Johnson, 29, was on Oct. 24, 2020, stabbed in a parking lot after Patterson, 27, and others forced him outside from Eight Balls Billiard and Bar in the 5800 block of Jacksboro Highway, according to the district attorney’s office. About eight people fought and Johnson was stabbed, police have said. Johnson died of a stab wound in his back.
Patterson was, with Christopher Bailey and Nathaniel McCurdy, arrested in February 2021 as they attended a Pagan’s rally in Hunt County.
A jury on Oct. 26, 2022, found McCurdy, 37, guilty on six counts in an indictment identical to Patterson’s, and Beach sentenced him to 50 years in prison.
On the day Beach declared a mistrial in the Patterson trial, the district attorney’s office filed a motion to dismiss the indictment that charged codefendant Bailey, who is 30. Bailey testified as a witness for the state at McCurdy’s trial.
For the Patterson trial, Beach ordered security measures sought by the district attorney’s office. The judge ordered law enforcement officers to require trial spectators to identify themselves by driver’s license or identification card and surrender cellphones.
During McCurdy’s trial, two attempts were made on the life of Bailey, the district attorney’s office wrote in a motion requesting the measures.
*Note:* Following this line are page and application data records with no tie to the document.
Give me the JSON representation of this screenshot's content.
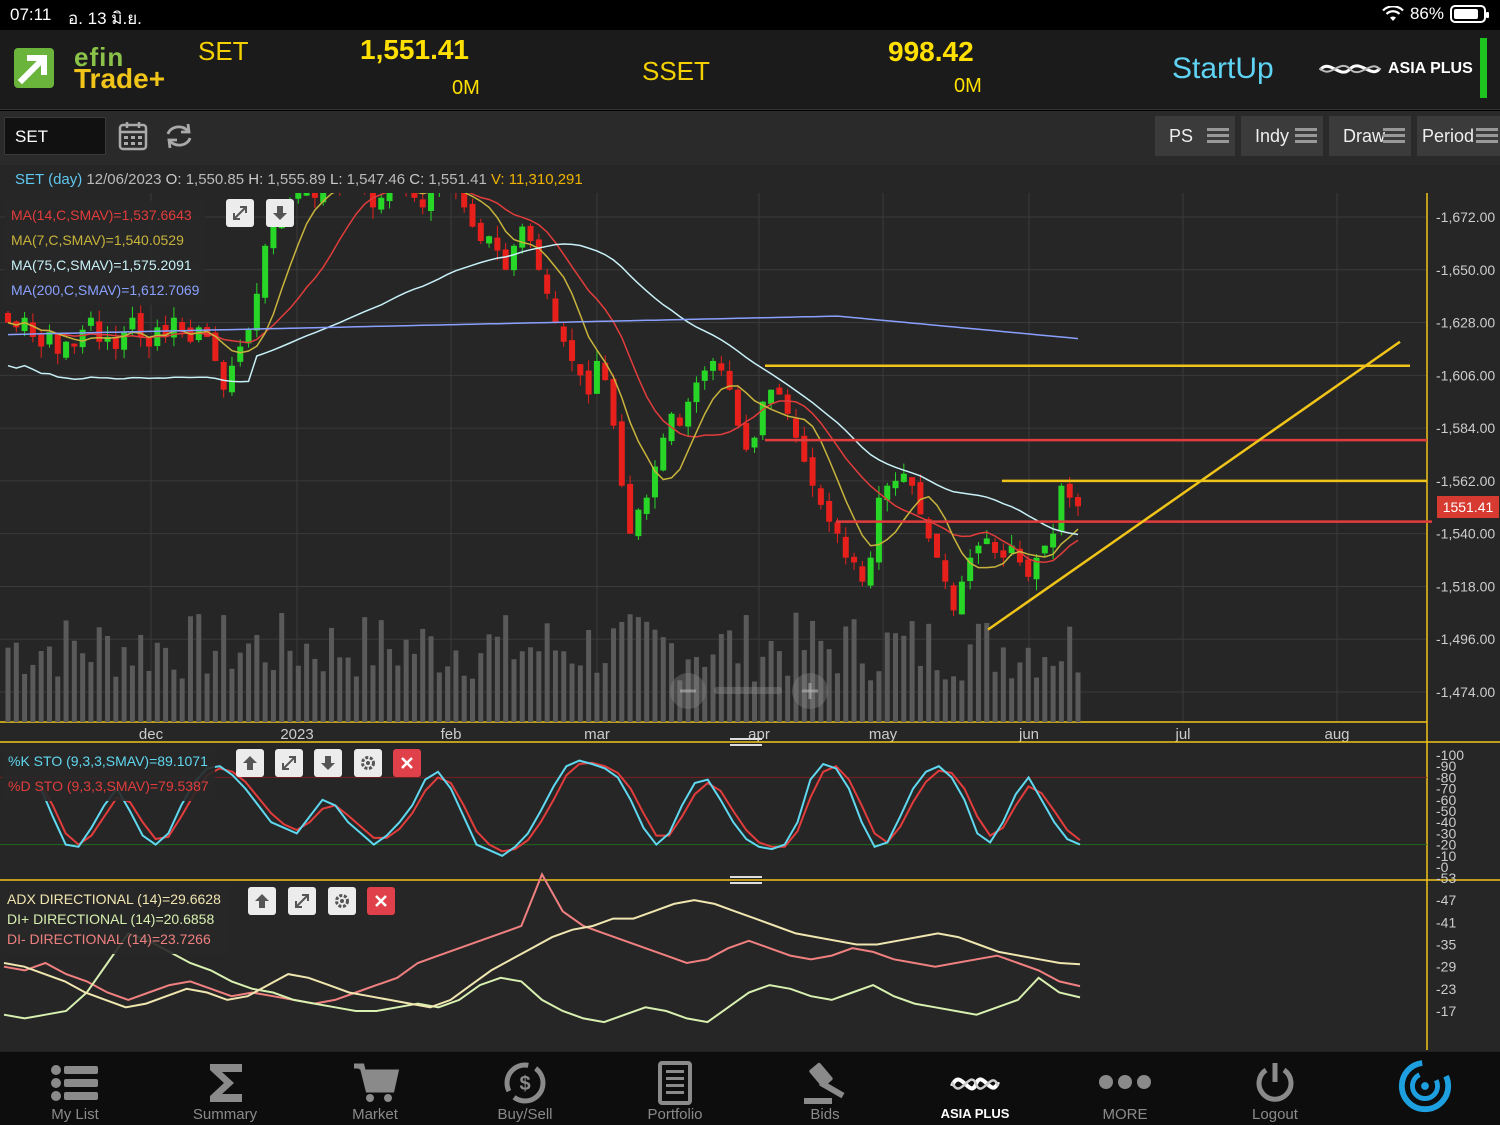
{
  "status_bar": {
    "time": "07:11",
    "date": "อ. 13 มิ.ย.",
    "battery": "86%"
  },
  "header": {
    "app_logo_line1": "efin",
    "app_logo_line2": "Trade+",
    "index1": {
      "name": "SET",
      "value": "1,551.41",
      "volume": "0M"
    },
    "index2": {
      "name": "SSET",
      "value": "998.42",
      "volume": "0M"
    },
    "startup_label": "StartUp",
    "broker_logo": "ASIA PLUS",
    "colors": {
      "index": "#ffe000",
      "startup": "#5fd3f3"
    }
  },
  "toolbar": {
    "symbol": "SET",
    "buttons": [
      "PS",
      "Indy",
      "Draw",
      "Period"
    ],
    "icons": [
      "calendar-icon",
      "refresh-icon"
    ]
  },
  "info_line": {
    "symbol": "SET (day)",
    "date": "12/06/2023",
    "open_label": "O:",
    "open": "1,550.85",
    "high_label": "H:",
    "high": "1,555.89",
    "low_label": "L:",
    "low": "1,547.46",
    "close_label": "C:",
    "close": "1,551.41",
    "volume_label": "V:",
    "volume": "11,310,291"
  },
  "price_panel": {
    "legend": [
      {
        "text": "MA(14,C,SMAV)=1,537.6643",
        "color": "#e23c3c"
      },
      {
        "text": "MA(7,C,SMAV)=1,540.0529",
        "color": "#c8b43c"
      },
      {
        "text": "MA(75,C,SMAV)=1,575.2091",
        "color": "#c8f0f8"
      },
      {
        "text": "MA(200,C,SMAV)=1,612.7069",
        "color": "#8aa0ff"
      }
    ],
    "y_ticks": [
      "1,672.00",
      "1,650.00",
      "1,628.00",
      "1,606.00",
      "1,584.00",
      "1,562.00",
      "1,540.00",
      "1,518.00",
      "1,496.00",
      "1,474.00"
    ],
    "x_ticks": [
      "dec",
      "2023",
      "feb",
      "mar",
      "apr",
      "may",
      "jun",
      "jul",
      "aug"
    ],
    "last_price": "1551.41"
  },
  "sto_panel": {
    "legend": [
      {
        "text": "%K STO (9,3,3,SMAV)=89.1071",
        "color": "#5fd8f0"
      },
      {
        "text": "%D STO (9,3,3,SMAV)=79.5387",
        "color": "#e23c3c"
      }
    ],
    "y_ticks": [
      "100",
      "90",
      "80",
      "70",
      "60",
      "50",
      "40",
      "30",
      "20",
      "10",
      "0"
    ]
  },
  "adx_panel": {
    "legend": [
      {
        "text": "ADX DIRECTIONAL (14)=29.6628",
        "color": "#f0e6b0"
      },
      {
        "text": "DI+ DIRECTIONAL (14)=20.6858",
        "color": "#d8f0b0"
      },
      {
        "text": "DI- DIRECTIONAL (14)=23.7266",
        "color": "#f08080"
      }
    ],
    "y_ticks": [
      "53",
      "47",
      "41",
      "35",
      "29",
      "23",
      "17"
    ]
  },
  "chart_data": [
    {
      "type": "candlestick",
      "title": "SET (day)",
      "x_range": [
        "2022-11-08",
        "2023-08-31"
      ],
      "ylim": [
        1465,
        1680
      ],
      "x_ticks": [
        "dec",
        "2023",
        "feb",
        "mar",
        "apr",
        "may",
        "jun",
        "jul",
        "aug"
      ],
      "close_series": [
        1628,
        1626,
        1630,
        1622,
        1618,
        1624,
        1615,
        1620,
        1618,
        1625,
        1630,
        1620,
        1622,
        1617,
        1624,
        1630,
        1622,
        1618,
        1626,
        1622,
        1630,
        1624,
        1620,
        1626,
        1622,
        1612,
        1600,
        1610,
        1618,
        1625,
        1640,
        1660,
        1668,
        1672,
        1678,
        1682,
        1684,
        1680,
        1686,
        1690,
        1684,
        1688,
        1690,
        1682,
        1676,
        1680,
        1686,
        1690,
        1684,
        1680,
        1676,
        1682,
        1688,
        1690,
        1684,
        1676,
        1668,
        1662,
        1664,
        1658,
        1650,
        1660,
        1668,
        1662,
        1650,
        1640,
        1628,
        1620,
        1612,
        1606,
        1598,
        1612,
        1604,
        1585,
        1560,
        1540,
        1550,
        1555,
        1568,
        1580,
        1590,
        1585,
        1595,
        1603,
        1608,
        1612,
        1608,
        1600,
        1585,
        1575,
        1580,
        1595,
        1600,
        1598,
        1590,
        1580,
        1570,
        1560,
        1552,
        1545,
        1540,
        1530,
        1528,
        1520,
        1530,
        1555,
        1560,
        1562,
        1565,
        1560,
        1548,
        1538,
        1530,
        1520,
        1508,
        1520,
        1530,
        1535,
        1538,
        1532,
        1530,
        1535,
        1528,
        1522,
        1530,
        1535,
        1540,
        1560,
        1555,
        1551.41
      ],
      "horizontal_lines": [
        {
          "value": 1610,
          "color": "#f0c419"
        },
        {
          "value": 1579,
          "color": "#e23c3c"
        },
        {
          "value": 1562,
          "color": "#f0c419"
        },
        {
          "value": 1545,
          "color": "#e23c3c"
        }
      ],
      "trendline": {
        "from": [
          1500,
          "2023-05-24"
        ],
        "to": [
          1620,
          "2023-08-15"
        ],
        "color": "#f0c419"
      }
    },
    {
      "type": "line",
      "title": "STO (9,3,3,SMAV)",
      "ylim": [
        0,
        100
      ],
      "series": [
        {
          "name": "%K",
          "values": [
            72,
            45,
            20,
            18,
            35,
            55,
            70,
            50,
            28,
            20,
            30,
            55,
            75,
            88,
            90,
            82,
            70,
            55,
            40,
            35,
            30,
            45,
            60,
            55,
            40,
            30,
            20,
            28,
            40,
            55,
            78,
            85,
            70,
            45,
            20,
            15,
            10,
            18,
            30,
            50,
            72,
            90,
            95,
            92,
            88,
            80,
            60,
            35,
            20,
            30,
            55,
            75,
            78,
            60,
            40,
            25,
            18,
            16,
            20,
            40,
            78,
            92,
            88,
            70,
            40,
            18,
            22,
            45,
            70,
            85,
            90,
            80,
            60,
            30,
            22,
            40,
            65,
            80,
            60,
            40,
            25,
            20
          ]
        },
        {
          "name": "%D",
          "values": [
            75,
            55,
            30,
            20,
            28,
            45,
            62,
            58,
            40,
            25,
            27,
            45,
            65,
            82,
            88,
            85,
            76,
            62,
            48,
            38,
            33,
            40,
            52,
            55,
            46,
            36,
            26,
            26,
            34,
            48,
            68,
            80,
            75,
            55,
            32,
            20,
            14,
            16,
            24,
            40,
            60,
            82,
            92,
            93,
            90,
            84,
            70,
            48,
            28,
            28,
            45,
            65,
            75,
            68,
            50,
            33,
            22,
            18,
            18,
            32,
            62,
            85,
            90,
            78,
            55,
            30,
            22,
            36,
            58,
            76,
            86,
            84,
            70,
            45,
            28,
            35,
            55,
            72,
            66,
            50,
            33,
            24
          ]
        }
      ]
    },
    {
      "type": "line",
      "title": "ADX DIRECTIONAL (14)",
      "ylim": [
        12,
        56
      ],
      "series": [
        {
          "name": "ADX",
          "values": [
            30,
            29,
            27,
            25,
            22,
            20,
            18,
            19,
            21,
            23,
            22,
            20,
            21,
            24,
            27,
            26,
            24,
            22,
            21,
            20,
            19,
            18,
            20,
            24,
            28,
            31,
            34,
            37,
            39,
            40,
            42,
            42,
            44,
            46,
            47,
            46,
            44,
            42,
            40,
            38,
            37,
            36,
            35,
            35,
            36,
            37,
            38,
            37,
            35,
            33,
            32,
            31,
            30,
            29.66
          ]
        },
        {
          "name": "DI+",
          "values": [
            16,
            15,
            16,
            17,
            22,
            30,
            38,
            36,
            33,
            30,
            28,
            25,
            23,
            22,
            20,
            19,
            18,
            17,
            17,
            18,
            19,
            18,
            20,
            24,
            26,
            25,
            20,
            17,
            15,
            14,
            16,
            18,
            17,
            15,
            14,
            18,
            22,
            24,
            23,
            21,
            20,
            22,
            24,
            21,
            19,
            18,
            17,
            16,
            18,
            20,
            26,
            22,
            20.69
          ]
        },
        {
          "name": "DI-",
          "values": [
            29,
            28,
            30,
            27,
            25,
            22,
            20,
            22,
            24,
            25,
            23,
            21,
            22,
            21,
            20,
            19,
            20,
            22,
            24,
            26,
            30,
            32,
            34,
            36,
            38,
            40,
            54,
            44,
            40,
            38,
            36,
            34,
            32,
            30,
            31,
            34,
            36,
            34,
            32,
            31,
            32,
            34,
            33,
            31,
            30,
            29,
            30,
            31,
            32,
            30,
            28,
            25,
            23.73
          ]
        }
      ]
    }
  ],
  "bottom_nav": [
    {
      "label": "My List",
      "icon": "list-icon"
    },
    {
      "label": "Summary",
      "icon": "sigma-icon"
    },
    {
      "label": "Market",
      "icon": "cart-icon"
    },
    {
      "label": "Buy/Sell",
      "icon": "exchange-icon"
    },
    {
      "label": "Portfolio",
      "icon": "portfolio-icon"
    },
    {
      "label": "Bids",
      "icon": "gavel-icon"
    },
    {
      "label": "ASIA PLUS",
      "icon": "asiaplus-icon"
    },
    {
      "label": "MORE",
      "icon": "more-icon"
    },
    {
      "label": "Logout",
      "icon": "power-icon"
    }
  ]
}
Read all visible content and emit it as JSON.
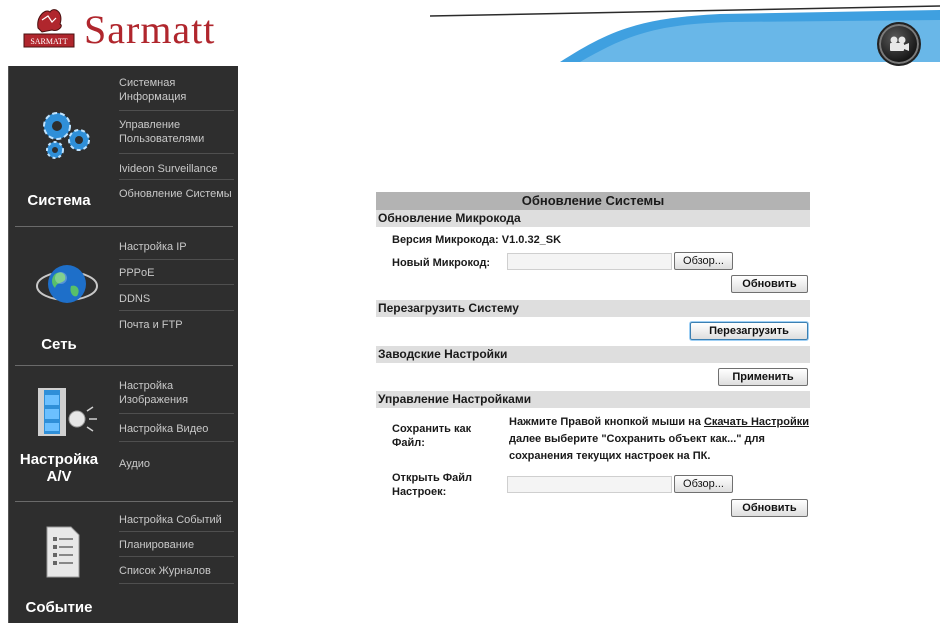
{
  "header": {
    "brand": "Sarmatt",
    "logo_text": "SARMATT",
    "colors": {
      "brand_red": "#b0262d",
      "swoosh_blue": "#3fa0e0"
    },
    "camera_icon": "video-camera-icon"
  },
  "sidebar": {
    "sections": [
      {
        "title": "Система",
        "icon": "gears-icon",
        "items": [
          "Системная Информация",
          "Управление Пользователями",
          "Ivideon Surveillance",
          "Обновление Системы"
        ]
      },
      {
        "title": "Сеть",
        "icon": "globe-icon",
        "items": [
          "Настройка IP",
          "PPPoE",
          "DDNS",
          "Почта и FTP"
        ]
      },
      {
        "title": "Настройка A/V",
        "icon": "film-speaker-icon",
        "items": [
          "Настройка Изображения",
          "Настройка Видео",
          "Аудио"
        ]
      },
      {
        "title": "Событие",
        "icon": "document-list-icon",
        "items": [
          "Настройка Событий",
          "Планирование",
          "Список Журналов"
        ]
      }
    ]
  },
  "main": {
    "title": "Обновление Системы",
    "firmware": {
      "section": "Обновление Микрокода",
      "version_label": "Версия Микрокода:",
      "version_value": "V1.0.32_SK",
      "new_label": "Новый Микрокод:",
      "browse": "Обзор...",
      "update": "Обновить"
    },
    "reboot": {
      "section": "Перезагрузить Систему",
      "button": "Перезагрузить"
    },
    "factory": {
      "section": "Заводские Настройки",
      "button": "Применить"
    },
    "settings": {
      "section": "Управление Настройками",
      "save_label": "Сохранить как Файл:",
      "desc_before": "Нажмите Правой кнопкой мыши на ",
      "desc_link": "Скачать Настройки",
      "desc_after": " далее выберите \"Сохранить объект как...\" для сохранения текущих настроек на ПК.",
      "open_label": "Открыть Файл Настроек:",
      "browse": "Обзор...",
      "update": "Обновить"
    }
  }
}
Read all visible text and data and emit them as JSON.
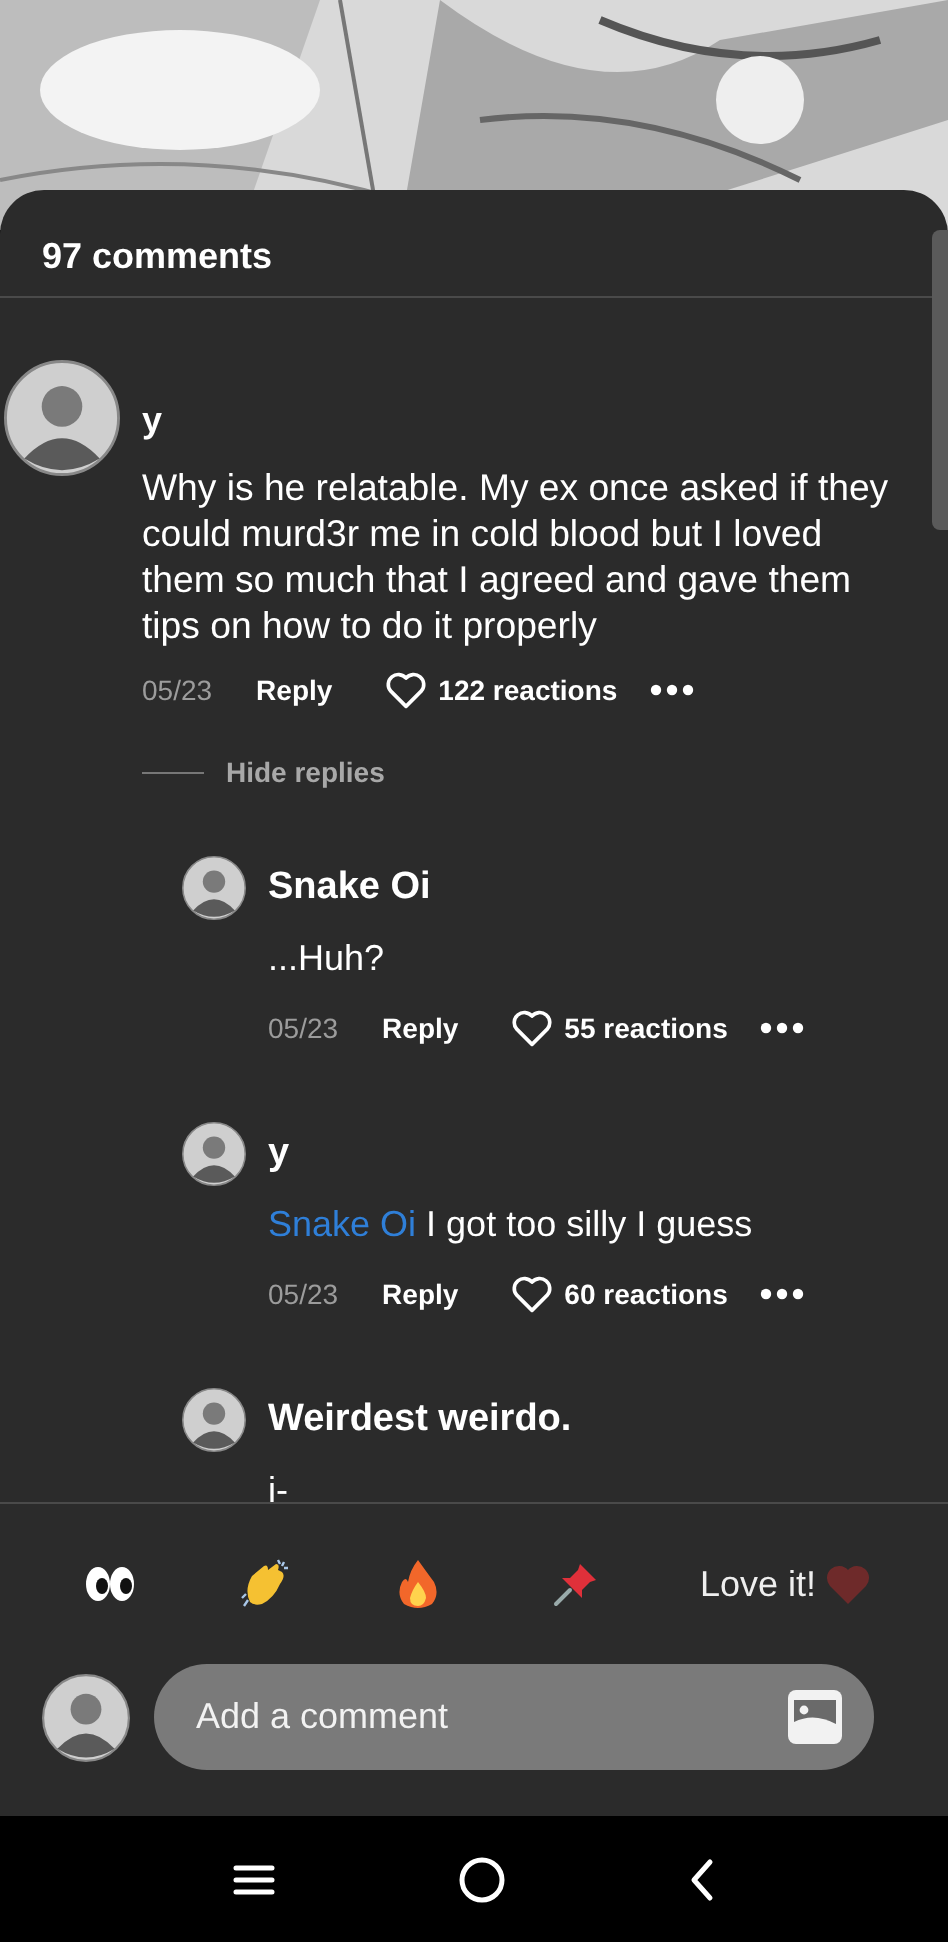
{
  "header": {
    "title": "97 comments"
  },
  "comments": [
    {
      "author": "y",
      "text": "Why is he relatable. My ex once asked if they could murd3r me in cold blood but I loved them so much that I agreed and gave them tips on how to do it properly",
      "date": "05/23",
      "reply_label": "Reply",
      "reactions": "122 reactions",
      "replies_toggle": "Hide replies",
      "replies": [
        {
          "author": "Snake Oi",
          "text": "...Huh?",
          "date": "05/23",
          "reply_label": "Reply",
          "reactions": "55 reactions"
        },
        {
          "author": "y",
          "mention": "Snake Oi",
          "text": "I got too silly I guess",
          "date": "05/23",
          "reply_label": "Reply",
          "reactions": "60 reactions"
        },
        {
          "author": "Weirdest weirdo.",
          "text": "i-"
        }
      ]
    }
  ],
  "reactions_bar": {
    "label": "Love it!"
  },
  "composer": {
    "placeholder": "Add a comment"
  }
}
Bailey was placed under guard during the McCurdy trial.
About six weeks before the Patterson trial began, Bailey was attacked by two masked people because, Bailey believed, he was cooperating with the state’s prosecution of Patterson.